* Records provided:
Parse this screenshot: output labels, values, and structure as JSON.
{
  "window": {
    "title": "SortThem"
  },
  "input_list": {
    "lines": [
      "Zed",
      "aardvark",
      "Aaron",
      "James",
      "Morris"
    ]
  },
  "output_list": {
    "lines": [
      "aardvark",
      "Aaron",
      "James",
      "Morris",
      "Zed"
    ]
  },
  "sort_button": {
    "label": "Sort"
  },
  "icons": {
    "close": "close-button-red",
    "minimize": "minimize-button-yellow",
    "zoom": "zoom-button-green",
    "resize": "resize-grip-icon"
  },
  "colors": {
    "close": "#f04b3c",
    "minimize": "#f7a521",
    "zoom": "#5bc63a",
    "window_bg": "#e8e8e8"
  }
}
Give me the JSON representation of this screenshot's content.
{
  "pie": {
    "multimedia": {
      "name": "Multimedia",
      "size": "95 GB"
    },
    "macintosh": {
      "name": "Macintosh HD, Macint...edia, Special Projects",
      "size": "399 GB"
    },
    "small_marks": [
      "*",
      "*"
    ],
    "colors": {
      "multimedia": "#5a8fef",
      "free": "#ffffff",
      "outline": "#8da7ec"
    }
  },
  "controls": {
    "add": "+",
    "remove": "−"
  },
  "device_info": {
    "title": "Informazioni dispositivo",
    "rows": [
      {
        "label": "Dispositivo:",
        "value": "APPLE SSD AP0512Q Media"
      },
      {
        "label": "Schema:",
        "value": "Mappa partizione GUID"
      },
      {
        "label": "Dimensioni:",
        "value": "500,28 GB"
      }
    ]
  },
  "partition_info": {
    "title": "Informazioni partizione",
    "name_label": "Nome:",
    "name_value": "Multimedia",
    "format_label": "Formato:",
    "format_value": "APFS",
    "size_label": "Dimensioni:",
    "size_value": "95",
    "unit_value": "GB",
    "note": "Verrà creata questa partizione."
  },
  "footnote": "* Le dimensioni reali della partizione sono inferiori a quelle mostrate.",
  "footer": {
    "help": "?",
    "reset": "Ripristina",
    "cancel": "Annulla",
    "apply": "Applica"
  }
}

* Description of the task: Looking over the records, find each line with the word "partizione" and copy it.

* Written reply:
        "value": "Mappa partizione GUID"
    "title": "Informazioni partizione",
    "note": "Verrà creata questa partizione."
  "footnote": "* Le dimensioni reali della partizione sono inferiori a quelle mostrate.",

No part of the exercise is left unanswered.